An Entomology Expert Explains How To Identify And Get Rid Of Tarantula Hawk Wasps

You may not have known that tarantula hawk wasps are something to be on the lookout for, but if you live in desert areas of the United States, like Southern California, New Mexico, Texas, Arizona, and even up through Wyoming, then you most certainly should be aware of these insects. Entomologist at Mosquito Squad, Emma Grace Crumbley, spoke to House Digest exclusively and explained exactly what tarantula hawk wasps are, if they're dangerous, and how to remove and prevent their nests.

"Tarantula hawk wasps are large wasps native to the southwest United States," she said. "Known for their painful sting, these wasps are easily spotted by their dark blue, sometimes iridescent metallic body and orange wings." These wasps can get as big as 11 centimeters long, which is roughly as large as a hummingbird. Unlike other species, Crumbley notes you can expect to find tarantula hawk wasp nests in the ground or other natural crevices rather than made by leaves or hanging in trees.

"Aside from their colorations and extremely painful sting, tarantula hawks are also different from other wasps in their diets," said Crumbley. "Adult tarantula hawks are nectivores, meaning they primarily drink nectar from flowering plants." However, female tarantula hawk wasps will hunt tarantulas by paralyzing them with their venom and then dragging them to their nests, where they will lay eggs in the spider's abdomen for their larvae to feed on. Once the larvae emerge as adults, they lose their carnivorous appetite and go to a strict pollen and nectar diet.

Are tarantula hawk wasps dangerous?

Tarantula hawk wasps can be found on every continent aside from Europe and Antarctica, but to our relief, they're solitary wasps that don't form colonies. While stingers can be as long as 7 millimeters, only females can sting. You can identify males from females by looking at their antennae — a male will have straight antennae, while a female's will curl.

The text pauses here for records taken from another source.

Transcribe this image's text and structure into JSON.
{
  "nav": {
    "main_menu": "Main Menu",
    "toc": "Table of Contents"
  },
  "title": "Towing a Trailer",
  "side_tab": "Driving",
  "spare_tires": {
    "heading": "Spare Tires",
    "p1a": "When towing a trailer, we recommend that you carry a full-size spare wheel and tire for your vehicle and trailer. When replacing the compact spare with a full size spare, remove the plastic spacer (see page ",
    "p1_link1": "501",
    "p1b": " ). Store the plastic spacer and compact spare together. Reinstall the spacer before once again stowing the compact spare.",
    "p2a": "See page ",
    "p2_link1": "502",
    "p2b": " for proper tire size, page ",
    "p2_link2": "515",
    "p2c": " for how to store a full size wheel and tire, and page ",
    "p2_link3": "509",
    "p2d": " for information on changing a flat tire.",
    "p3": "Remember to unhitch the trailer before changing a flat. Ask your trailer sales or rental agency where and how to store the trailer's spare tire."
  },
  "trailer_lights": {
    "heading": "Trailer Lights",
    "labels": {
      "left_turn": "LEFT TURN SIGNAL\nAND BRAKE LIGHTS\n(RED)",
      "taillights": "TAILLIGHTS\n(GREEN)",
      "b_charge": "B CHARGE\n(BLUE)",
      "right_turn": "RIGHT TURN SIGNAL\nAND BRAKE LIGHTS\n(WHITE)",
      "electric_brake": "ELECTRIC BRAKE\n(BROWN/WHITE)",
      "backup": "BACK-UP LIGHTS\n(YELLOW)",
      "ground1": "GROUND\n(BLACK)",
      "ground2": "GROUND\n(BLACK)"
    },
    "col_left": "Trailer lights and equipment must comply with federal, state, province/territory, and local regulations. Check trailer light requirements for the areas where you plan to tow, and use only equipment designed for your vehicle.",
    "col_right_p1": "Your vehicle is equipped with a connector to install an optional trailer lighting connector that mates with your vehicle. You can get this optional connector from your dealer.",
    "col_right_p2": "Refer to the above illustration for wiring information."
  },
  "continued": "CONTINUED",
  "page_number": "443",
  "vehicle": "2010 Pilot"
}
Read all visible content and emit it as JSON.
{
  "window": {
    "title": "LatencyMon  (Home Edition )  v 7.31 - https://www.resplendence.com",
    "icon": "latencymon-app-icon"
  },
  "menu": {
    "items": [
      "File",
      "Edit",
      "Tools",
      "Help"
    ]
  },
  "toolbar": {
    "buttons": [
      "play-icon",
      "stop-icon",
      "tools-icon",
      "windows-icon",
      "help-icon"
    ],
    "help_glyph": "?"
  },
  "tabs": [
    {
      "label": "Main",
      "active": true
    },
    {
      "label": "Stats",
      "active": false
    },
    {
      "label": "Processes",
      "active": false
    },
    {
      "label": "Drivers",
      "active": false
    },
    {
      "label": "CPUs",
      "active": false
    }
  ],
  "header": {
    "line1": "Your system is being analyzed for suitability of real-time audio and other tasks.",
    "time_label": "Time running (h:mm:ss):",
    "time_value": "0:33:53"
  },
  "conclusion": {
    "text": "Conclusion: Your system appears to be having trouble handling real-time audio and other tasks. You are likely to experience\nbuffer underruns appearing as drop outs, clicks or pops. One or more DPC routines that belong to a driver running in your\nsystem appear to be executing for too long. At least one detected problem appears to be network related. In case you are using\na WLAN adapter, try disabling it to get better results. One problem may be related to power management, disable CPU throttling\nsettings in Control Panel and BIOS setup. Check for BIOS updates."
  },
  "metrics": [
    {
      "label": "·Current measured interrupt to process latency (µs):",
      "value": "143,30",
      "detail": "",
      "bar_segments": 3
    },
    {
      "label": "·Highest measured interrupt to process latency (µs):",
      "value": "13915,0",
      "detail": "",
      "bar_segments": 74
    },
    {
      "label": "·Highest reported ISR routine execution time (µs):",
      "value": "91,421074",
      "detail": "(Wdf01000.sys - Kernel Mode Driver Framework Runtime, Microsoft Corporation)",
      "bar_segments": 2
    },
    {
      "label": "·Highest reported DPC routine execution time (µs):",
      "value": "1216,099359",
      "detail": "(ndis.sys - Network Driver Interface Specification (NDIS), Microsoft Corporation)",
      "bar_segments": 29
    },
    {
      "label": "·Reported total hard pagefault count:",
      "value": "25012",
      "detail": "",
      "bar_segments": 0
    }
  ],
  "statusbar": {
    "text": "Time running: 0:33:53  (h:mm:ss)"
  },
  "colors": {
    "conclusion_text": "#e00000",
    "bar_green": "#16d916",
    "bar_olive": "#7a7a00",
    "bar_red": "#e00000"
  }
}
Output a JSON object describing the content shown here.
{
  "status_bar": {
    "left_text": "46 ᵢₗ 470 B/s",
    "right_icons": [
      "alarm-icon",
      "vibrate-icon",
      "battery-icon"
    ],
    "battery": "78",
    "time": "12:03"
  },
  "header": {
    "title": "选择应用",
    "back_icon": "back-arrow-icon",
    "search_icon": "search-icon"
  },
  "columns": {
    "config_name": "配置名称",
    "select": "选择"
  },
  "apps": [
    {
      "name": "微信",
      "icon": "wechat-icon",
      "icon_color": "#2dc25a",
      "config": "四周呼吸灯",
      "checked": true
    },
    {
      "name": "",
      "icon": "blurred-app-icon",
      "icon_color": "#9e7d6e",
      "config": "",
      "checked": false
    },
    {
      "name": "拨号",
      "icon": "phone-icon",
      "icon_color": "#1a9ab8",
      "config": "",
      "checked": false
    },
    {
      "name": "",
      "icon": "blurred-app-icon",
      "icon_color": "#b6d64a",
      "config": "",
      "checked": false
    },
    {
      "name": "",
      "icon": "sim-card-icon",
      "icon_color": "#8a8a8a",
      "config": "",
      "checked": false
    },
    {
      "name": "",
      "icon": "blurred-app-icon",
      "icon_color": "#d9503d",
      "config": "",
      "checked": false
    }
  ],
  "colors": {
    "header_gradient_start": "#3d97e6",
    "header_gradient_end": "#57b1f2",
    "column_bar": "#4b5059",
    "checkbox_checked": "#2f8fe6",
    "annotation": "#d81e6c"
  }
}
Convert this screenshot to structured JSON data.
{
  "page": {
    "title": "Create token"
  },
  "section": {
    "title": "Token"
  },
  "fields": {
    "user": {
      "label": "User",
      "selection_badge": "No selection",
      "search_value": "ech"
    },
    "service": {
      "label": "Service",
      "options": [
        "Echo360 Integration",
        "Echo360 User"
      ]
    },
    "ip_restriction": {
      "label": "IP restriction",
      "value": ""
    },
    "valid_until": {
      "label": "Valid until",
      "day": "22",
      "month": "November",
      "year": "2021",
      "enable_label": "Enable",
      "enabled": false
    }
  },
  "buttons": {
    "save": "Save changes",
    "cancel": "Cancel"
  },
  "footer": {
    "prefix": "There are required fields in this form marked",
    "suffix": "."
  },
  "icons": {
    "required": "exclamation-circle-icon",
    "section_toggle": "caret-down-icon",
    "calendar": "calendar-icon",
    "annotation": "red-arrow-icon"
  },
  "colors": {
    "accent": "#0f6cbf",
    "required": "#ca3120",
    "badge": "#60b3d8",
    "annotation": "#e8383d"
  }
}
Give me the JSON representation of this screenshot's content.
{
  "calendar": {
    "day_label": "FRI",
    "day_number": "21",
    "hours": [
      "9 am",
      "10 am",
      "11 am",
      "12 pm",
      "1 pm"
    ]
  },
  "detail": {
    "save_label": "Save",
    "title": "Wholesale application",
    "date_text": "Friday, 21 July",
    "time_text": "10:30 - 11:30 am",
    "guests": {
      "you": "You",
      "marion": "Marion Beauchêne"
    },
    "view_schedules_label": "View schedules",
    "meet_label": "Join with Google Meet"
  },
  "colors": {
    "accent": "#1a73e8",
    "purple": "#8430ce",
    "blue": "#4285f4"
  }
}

As for their sting, it's high-level. "According to the Schmidt sting pain index (created by entomologist and UGA Alumni Justin O. Schmidt), the tarantula hawk has the highest pain level on the scale: Pain Level 4, 'blinding, fierce, shockingly electric,'" explained Emma Grace Crumbley in an exclusive interview with House Digest. "Tarantula hawk stings are only second on this scale to the sting of South American bullet ants, and the pain from the wasp sting (though intense) only lasts around five minutes."

Due to the severity of their stings, the tarantula hawk has very few predators that disturb them, with roadrunners, bullfrogs, and the kingbird among that short list. A tarantula hawk's vibrant orange wings send a warning message to possible predators, known as an aposematic signal. Crumbley noted that although they can be a scary threat to people, they're important to our environment. Tarantula hawks are primary pollinators for desert plants like milkweed, which is essential to other insects like monarch butterflies.

If ever stung by these giant wasps, use cold compresses and topical medicines to help relieve any pain, swelling, and itching. Humans aren't at risk of experiencing paralysis as tarantulas are.

Removing and preventing tarantula hawk nests

According to entomologist Emma Grace Crumbley, since tarantula hawks form their nests in the ground, you'll want to look for any "burrows ranging from 1-2 inches in diameter." She also suggests inspecting natural openings in rocks, wood, and other yard items that could possibly be housing tarantula hawks. "To prevent these wasps from establishing near your lawn, keep a tidy yard space and identify potential nesting areas," said Crumbley, speaking exclusively to House Digest.

"In addition to wasp-proofing your lawn, check that your outdoor spaces are not harboring tarantulas. Again, keeping a clean lawn will discourage large spiders from moving in," she added. While a tarantula hawk is unlikely to bother you, it'll certainly attack if provoked or feels threatened in any capacity. So, it's always crucial to be aware of their presence on the off chance you accidentally disturb one.

"Unlike other insects which may lose their stinger (or only sting once), wasps can sting as many times as they want to ward off danger," Crumbley explained. "I do not recommend attacking tarantula hawk nests directly when trying to remove these wasps." Instead, consider hiring an exterminator if you have found a tarantula hawk nest on your property. While you can use insecticide dust and cover the nest's opening to kill off the wasp inside or apply a damp towel to the entrance to kill them with fumes, it'll always be safer to call a professional to handle the matter.